* [YOUR GOAL]
"this" is the word to look for; copy each line of the listing where it occurs.

Top of RECORDS SHOWN

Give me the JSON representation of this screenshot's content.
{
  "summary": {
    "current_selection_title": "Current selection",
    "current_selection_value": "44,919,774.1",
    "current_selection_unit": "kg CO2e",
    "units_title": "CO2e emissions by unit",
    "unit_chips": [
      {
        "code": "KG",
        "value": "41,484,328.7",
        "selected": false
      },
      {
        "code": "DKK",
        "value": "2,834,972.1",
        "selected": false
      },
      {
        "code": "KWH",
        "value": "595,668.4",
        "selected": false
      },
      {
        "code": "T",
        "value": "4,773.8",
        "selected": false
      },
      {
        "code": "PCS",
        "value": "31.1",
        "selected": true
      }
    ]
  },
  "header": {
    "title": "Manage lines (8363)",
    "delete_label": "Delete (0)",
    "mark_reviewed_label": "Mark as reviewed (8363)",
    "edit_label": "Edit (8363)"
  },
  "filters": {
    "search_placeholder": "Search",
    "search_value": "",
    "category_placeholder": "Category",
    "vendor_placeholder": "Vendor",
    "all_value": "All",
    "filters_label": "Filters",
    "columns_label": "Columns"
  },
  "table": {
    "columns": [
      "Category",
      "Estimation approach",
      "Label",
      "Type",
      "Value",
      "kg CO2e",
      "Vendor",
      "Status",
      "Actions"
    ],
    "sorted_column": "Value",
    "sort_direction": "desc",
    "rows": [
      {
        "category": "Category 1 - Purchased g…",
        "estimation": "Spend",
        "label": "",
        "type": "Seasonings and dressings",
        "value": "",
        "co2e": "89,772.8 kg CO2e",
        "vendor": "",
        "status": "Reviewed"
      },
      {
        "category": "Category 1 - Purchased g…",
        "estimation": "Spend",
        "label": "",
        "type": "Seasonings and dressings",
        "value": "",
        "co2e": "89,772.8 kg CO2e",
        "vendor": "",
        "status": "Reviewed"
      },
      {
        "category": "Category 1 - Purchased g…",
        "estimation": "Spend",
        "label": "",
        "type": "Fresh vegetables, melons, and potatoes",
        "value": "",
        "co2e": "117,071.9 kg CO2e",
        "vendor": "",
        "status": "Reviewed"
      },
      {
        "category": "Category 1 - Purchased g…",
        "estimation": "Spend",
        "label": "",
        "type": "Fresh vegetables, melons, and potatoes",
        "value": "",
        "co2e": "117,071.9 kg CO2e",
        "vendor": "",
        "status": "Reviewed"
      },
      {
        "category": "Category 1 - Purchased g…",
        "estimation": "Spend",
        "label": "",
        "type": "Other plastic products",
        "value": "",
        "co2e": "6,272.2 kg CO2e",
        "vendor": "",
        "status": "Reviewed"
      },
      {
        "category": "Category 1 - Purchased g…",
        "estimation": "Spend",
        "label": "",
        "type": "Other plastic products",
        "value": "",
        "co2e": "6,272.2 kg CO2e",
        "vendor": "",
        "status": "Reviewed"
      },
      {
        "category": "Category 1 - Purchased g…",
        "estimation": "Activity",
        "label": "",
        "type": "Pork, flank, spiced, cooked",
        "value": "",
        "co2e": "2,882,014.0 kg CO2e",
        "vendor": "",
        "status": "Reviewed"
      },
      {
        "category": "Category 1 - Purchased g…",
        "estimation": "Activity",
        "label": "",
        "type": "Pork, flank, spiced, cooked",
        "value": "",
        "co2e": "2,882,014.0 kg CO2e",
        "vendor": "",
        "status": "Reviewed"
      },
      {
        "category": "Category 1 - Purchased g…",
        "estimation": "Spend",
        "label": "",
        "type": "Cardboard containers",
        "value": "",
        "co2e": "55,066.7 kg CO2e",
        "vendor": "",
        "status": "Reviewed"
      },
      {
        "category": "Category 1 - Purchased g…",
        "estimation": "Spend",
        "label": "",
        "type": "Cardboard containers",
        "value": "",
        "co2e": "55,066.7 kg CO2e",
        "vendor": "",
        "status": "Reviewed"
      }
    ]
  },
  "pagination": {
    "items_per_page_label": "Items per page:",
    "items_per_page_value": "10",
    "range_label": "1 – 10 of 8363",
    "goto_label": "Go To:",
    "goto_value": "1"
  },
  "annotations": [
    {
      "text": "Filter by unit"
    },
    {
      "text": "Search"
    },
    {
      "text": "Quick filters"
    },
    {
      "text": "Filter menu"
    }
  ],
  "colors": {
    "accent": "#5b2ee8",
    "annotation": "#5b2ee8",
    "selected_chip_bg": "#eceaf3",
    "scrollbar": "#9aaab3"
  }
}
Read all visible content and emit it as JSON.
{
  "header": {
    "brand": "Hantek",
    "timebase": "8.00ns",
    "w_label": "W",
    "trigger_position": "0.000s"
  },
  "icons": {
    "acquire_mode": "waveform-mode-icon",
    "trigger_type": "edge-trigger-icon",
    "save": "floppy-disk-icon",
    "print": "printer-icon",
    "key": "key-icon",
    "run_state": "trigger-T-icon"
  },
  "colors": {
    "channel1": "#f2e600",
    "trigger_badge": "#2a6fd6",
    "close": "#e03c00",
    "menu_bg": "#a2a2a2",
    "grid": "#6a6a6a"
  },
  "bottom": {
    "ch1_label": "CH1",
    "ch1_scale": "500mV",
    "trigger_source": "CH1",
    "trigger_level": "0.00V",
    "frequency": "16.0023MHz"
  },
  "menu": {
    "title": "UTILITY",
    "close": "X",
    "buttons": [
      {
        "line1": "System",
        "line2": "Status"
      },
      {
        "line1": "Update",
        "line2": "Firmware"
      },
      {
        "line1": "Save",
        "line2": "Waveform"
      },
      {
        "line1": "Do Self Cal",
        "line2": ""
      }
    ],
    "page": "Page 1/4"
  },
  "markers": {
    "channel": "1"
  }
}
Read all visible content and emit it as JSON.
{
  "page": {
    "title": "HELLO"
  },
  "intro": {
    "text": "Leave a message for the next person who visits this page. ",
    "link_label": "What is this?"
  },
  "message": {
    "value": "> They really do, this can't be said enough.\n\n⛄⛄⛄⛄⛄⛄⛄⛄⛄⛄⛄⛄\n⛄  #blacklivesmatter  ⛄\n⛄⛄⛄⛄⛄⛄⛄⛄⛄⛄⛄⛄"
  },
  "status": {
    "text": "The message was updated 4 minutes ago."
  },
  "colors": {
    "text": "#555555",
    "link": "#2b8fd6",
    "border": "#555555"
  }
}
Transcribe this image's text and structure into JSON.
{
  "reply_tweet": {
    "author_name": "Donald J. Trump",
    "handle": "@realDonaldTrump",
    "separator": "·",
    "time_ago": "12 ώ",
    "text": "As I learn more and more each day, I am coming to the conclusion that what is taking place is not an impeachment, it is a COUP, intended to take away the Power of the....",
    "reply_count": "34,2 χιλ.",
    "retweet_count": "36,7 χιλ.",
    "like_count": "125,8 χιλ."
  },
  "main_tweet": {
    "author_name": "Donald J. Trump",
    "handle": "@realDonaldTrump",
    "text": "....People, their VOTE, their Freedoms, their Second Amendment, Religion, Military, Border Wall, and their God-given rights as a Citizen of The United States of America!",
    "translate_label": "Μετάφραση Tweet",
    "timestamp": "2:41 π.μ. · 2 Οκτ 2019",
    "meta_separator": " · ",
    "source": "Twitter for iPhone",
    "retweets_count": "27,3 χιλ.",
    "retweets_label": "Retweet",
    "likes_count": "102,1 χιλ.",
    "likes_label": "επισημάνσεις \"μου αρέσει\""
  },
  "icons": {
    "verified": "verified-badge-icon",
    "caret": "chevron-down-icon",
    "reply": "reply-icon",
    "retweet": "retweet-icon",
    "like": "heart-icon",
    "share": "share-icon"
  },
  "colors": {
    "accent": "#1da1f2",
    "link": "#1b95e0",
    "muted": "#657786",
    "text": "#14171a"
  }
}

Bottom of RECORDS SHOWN

* [TASK ANSWER]
Give me the JSON representation of this screenshot's content.
    "text": "Leave a message for the next person who visits this page. ",
    "link_label": "What is this?"
    "value": "> They really do, this can't be said enough.\n\n⛄⛄⛄⛄⛄⛄⛄⛄⛄⛄⛄⛄\n⛄  #blacklivesmatter  ⛄\n⛄⛄⛄⛄⛄⛄⛄⛄⛄⛄⛄⛄"
Transcribe this image's text and structure into JSON.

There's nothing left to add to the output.